= What the task asks =
The data is to be repeated exactly, with the images removed.

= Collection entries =
——————————
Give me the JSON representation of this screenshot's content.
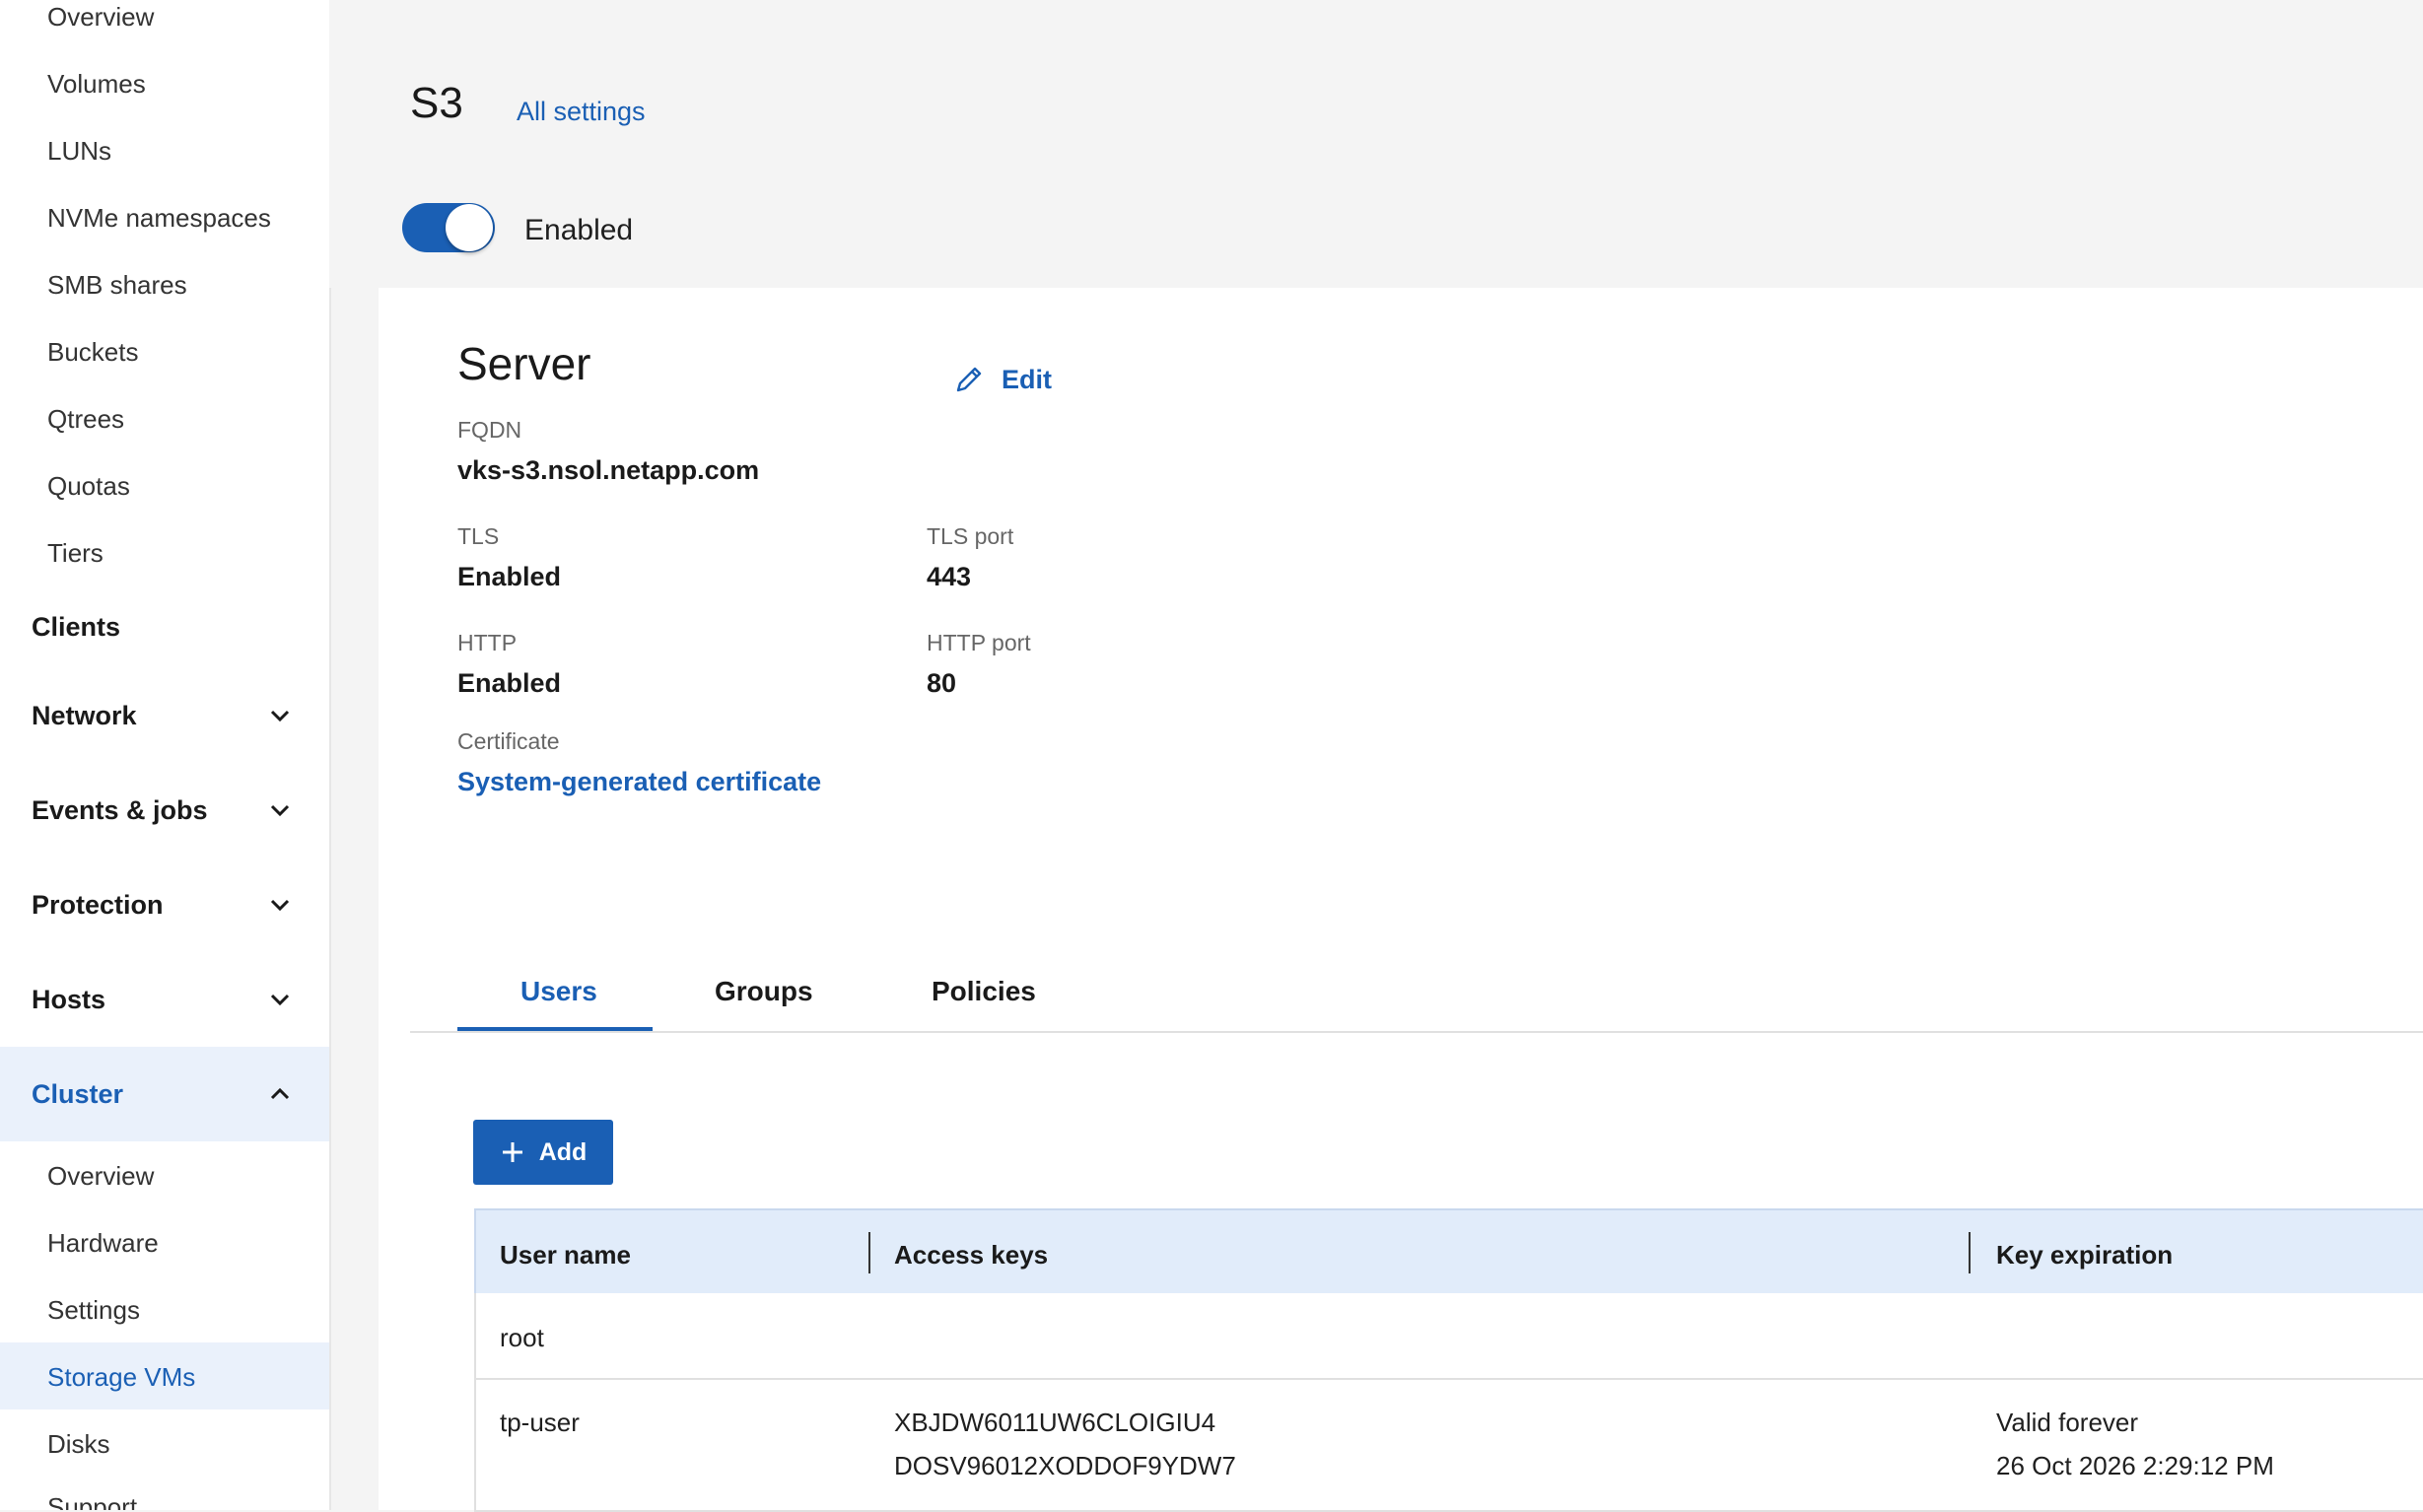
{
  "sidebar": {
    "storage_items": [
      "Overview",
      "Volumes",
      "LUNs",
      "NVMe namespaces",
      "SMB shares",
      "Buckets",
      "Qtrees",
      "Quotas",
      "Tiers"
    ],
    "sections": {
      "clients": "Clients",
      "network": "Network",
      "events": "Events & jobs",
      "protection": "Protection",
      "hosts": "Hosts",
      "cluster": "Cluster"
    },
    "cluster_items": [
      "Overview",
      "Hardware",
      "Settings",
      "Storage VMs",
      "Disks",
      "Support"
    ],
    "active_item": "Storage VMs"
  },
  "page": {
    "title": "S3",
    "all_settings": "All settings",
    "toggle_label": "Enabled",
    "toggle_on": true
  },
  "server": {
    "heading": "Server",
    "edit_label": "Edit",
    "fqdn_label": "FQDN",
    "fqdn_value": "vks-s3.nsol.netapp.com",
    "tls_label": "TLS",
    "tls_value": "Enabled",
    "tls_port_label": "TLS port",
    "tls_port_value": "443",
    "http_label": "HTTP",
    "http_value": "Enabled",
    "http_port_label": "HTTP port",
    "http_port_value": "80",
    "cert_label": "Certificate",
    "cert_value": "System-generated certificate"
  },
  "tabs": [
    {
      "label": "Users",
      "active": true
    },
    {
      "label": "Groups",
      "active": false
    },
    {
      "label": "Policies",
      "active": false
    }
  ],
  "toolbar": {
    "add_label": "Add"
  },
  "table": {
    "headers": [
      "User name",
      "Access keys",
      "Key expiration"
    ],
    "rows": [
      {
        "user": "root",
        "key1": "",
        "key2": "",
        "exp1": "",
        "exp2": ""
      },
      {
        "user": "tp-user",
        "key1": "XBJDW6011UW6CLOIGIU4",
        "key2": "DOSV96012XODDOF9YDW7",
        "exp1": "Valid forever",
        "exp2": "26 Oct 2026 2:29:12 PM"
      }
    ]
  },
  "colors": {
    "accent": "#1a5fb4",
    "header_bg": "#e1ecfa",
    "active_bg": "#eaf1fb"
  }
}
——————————
= Written response =
Give me the JSON representation of this screenshot's content.
{
  "sidebar": {
    "storage_items": [
      "Overview",
      "Volumes",
      "LUNs",
      "NVMe namespaces",
      "SMB shares",
      "Buckets",
      "Qtrees",
      "Quotas",
      "Tiers"
    ],
    "sections": {
      "clients": "Clients",
      "network": "Network",
      "events": "Events & jobs",
      "protection": "Protection",
      "hosts": "Hosts",
      "cluster": "Cluster"
    },
    "cluster_items": [
      "Overview",
      "Hardware",
      "Settings",
      "Storage VMs",
      "Disks",
      "Support"
    ],
    "active_item": "Storage VMs"
  },
  "page": {
    "title": "S3",
    "all_settings": "All settings",
    "toggle_label": "Enabled",
    "toggle_on": true
  },
  "server": {
    "heading": "Server",
    "edit_label": "Edit",
    "fqdn_label": "FQDN",
    "fqdn_value": "vks-s3.nsol.netapp.com",
    "tls_label": "TLS",
    "tls_value": "Enabled",
    "tls_port_label": "TLS port",
    "tls_port_value": "443",
    "http_label": "HTTP",
    "http_value": "Enabled",
    "http_port_label": "HTTP port",
    "http_port_value": "80",
    "cert_label": "Certificate",
    "cert_value": "System-generated certificate"
  },
  "tabs": [
    {
      "label": "Users",
      "active": true
    },
    {
      "label": "Groups",
      "active": false
    },
    {
      "label": "Policies",
      "active": false
    }
  ],
  "toolbar": {
    "add_label": "Add"
  },
  "table": {
    "headers": [
      "User name",
      "Access keys",
      "Key expiration"
    ],
    "rows": [
      {
        "user": "root",
        "key1": "",
        "key2": "",
        "exp1": "",
        "exp2": ""
      },
      {
        "user": "tp-user",
        "key1": "XBJDW6011UW6CLOIGIU4",
        "key2": "DOSV96012XODDOF9YDW7",
        "exp1": "Valid forever",
        "exp2": "26 Oct 2026 2:29:12 PM"
      }
    ]
  },
  "colors": {
    "accent": "#1a5fb4",
    "header_bg": "#e1ecfa",
    "active_bg": "#eaf1fb"
  }
}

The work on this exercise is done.